_THE DATA_
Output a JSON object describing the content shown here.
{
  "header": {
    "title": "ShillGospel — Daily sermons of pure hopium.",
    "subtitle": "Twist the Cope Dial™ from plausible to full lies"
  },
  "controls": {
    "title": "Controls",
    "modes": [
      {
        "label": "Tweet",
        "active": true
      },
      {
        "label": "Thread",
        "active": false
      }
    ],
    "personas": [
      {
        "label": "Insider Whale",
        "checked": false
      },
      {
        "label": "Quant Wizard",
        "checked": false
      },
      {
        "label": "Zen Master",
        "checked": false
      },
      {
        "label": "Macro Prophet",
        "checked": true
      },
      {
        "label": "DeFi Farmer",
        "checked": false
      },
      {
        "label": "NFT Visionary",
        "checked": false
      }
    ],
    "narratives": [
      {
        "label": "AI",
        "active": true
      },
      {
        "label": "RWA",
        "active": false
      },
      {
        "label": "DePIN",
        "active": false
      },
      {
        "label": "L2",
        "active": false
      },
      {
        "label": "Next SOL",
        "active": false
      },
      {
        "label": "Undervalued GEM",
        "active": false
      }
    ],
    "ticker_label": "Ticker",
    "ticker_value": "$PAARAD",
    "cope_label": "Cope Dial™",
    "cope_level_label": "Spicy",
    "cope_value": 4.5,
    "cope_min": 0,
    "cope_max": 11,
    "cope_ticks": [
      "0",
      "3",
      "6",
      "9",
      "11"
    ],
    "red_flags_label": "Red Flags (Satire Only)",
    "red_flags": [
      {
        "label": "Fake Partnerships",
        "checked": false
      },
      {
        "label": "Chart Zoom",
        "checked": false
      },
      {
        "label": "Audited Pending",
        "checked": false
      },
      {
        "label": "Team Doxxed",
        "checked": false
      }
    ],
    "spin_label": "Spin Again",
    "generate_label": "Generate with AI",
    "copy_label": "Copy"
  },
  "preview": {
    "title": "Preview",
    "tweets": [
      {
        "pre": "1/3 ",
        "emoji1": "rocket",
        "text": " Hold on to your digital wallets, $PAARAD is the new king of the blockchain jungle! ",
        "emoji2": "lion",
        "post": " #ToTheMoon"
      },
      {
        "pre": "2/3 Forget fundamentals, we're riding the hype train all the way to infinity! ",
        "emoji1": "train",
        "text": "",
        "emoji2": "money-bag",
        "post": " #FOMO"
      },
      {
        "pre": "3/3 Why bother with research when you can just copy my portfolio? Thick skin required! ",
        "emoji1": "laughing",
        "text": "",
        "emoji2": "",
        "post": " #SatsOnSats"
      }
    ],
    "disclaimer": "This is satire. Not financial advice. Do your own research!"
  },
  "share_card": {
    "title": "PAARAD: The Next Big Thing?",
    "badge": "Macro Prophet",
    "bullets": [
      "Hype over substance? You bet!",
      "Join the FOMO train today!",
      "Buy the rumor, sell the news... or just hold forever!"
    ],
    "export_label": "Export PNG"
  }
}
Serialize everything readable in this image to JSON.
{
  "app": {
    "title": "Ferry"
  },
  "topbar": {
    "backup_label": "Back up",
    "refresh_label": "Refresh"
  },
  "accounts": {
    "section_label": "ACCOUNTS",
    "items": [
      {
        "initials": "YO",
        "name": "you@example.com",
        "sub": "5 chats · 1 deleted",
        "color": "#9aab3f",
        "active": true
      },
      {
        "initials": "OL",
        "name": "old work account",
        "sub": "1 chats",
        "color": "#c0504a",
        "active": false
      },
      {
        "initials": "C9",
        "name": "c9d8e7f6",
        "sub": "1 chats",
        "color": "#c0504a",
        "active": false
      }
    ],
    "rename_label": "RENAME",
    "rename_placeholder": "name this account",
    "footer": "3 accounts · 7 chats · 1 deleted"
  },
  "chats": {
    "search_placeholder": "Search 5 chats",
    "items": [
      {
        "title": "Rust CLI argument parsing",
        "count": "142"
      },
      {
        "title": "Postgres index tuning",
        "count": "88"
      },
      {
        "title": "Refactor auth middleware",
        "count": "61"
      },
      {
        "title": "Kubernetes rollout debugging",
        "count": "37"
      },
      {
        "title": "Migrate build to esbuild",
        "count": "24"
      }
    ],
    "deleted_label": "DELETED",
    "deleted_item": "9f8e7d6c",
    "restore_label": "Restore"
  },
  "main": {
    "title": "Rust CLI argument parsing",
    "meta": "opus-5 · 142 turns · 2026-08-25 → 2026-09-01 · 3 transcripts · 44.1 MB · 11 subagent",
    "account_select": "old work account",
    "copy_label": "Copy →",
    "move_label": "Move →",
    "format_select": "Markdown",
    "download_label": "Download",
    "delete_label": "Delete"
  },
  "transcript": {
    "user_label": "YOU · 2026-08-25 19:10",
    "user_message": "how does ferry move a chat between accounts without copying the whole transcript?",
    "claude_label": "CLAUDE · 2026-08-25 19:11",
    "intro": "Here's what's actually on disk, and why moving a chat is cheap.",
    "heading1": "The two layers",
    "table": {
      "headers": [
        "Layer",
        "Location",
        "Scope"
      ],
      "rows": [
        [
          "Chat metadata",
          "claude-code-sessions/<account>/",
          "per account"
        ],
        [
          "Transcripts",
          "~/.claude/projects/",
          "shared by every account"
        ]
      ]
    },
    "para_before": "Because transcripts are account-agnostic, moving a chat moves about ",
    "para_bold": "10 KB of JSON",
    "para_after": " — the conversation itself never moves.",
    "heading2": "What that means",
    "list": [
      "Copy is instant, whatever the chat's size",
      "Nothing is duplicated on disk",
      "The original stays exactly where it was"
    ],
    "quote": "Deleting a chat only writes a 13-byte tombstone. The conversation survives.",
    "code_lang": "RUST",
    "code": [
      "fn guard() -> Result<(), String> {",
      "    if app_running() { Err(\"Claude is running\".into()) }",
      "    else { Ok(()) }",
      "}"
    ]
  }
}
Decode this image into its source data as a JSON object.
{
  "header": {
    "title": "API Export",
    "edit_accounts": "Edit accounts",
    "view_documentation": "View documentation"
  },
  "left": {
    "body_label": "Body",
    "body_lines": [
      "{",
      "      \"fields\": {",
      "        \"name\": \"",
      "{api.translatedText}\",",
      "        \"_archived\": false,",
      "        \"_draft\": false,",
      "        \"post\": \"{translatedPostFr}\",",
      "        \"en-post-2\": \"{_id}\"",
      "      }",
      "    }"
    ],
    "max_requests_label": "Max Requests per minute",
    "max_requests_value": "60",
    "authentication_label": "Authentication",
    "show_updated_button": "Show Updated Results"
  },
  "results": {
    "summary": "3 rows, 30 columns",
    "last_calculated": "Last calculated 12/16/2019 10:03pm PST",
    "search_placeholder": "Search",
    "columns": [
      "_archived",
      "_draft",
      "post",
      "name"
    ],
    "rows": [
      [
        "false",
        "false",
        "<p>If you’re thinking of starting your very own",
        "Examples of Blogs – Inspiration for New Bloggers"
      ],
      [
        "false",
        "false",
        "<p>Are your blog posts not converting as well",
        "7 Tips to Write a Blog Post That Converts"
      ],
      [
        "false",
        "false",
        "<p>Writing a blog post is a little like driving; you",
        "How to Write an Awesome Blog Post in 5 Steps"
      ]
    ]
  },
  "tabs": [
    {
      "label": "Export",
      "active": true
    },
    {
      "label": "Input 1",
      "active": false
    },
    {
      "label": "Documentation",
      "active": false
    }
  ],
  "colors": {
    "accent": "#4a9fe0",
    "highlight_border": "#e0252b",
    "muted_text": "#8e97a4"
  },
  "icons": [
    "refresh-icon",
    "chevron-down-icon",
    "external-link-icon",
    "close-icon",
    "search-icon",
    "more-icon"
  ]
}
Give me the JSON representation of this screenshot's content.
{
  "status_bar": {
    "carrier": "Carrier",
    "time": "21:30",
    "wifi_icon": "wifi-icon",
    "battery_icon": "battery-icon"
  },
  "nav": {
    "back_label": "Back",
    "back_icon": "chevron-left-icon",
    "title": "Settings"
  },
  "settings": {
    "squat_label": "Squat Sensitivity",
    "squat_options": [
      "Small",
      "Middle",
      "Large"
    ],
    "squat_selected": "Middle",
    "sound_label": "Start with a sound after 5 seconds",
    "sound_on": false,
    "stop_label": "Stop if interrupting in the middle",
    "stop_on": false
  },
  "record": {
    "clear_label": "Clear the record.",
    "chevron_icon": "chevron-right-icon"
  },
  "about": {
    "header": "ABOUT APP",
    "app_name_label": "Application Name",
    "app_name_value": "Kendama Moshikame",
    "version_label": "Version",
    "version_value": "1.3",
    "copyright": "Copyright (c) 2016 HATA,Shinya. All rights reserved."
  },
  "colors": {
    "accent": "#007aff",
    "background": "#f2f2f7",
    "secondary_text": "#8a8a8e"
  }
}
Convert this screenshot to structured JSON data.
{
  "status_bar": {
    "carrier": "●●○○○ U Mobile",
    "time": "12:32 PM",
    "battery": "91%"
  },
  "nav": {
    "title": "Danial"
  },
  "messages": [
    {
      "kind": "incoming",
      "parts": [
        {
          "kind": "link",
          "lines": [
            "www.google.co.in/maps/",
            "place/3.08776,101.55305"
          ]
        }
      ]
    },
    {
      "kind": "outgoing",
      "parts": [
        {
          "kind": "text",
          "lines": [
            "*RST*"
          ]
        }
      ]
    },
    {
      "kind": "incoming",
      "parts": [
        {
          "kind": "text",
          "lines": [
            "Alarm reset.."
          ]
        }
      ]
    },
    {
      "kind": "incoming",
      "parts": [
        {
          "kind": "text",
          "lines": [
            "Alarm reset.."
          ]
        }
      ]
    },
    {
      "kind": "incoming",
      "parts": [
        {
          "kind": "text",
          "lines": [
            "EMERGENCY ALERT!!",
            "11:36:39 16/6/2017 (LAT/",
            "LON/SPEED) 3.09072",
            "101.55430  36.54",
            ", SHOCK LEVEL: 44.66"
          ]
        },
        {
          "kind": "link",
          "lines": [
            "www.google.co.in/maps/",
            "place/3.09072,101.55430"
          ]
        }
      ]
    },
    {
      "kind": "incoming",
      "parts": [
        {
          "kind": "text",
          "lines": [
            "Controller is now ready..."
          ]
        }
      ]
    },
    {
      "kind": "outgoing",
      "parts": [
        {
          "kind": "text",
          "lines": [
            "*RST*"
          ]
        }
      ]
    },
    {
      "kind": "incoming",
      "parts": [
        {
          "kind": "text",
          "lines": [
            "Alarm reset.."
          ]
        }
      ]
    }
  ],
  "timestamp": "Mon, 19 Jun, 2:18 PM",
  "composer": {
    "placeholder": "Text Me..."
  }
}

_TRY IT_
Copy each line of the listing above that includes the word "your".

_SOLUTION TO THIS PROBLEM_
        "text": " Hold on to your digital wallets, $PAARAD is the new king of the blockchain jungle! ",
    "disclaimer": "This is satire. Not financial advice. Do your own research!"
        "<p>If you’re thinking of starting your very own",
        "<p>Are your blog posts not converting as well",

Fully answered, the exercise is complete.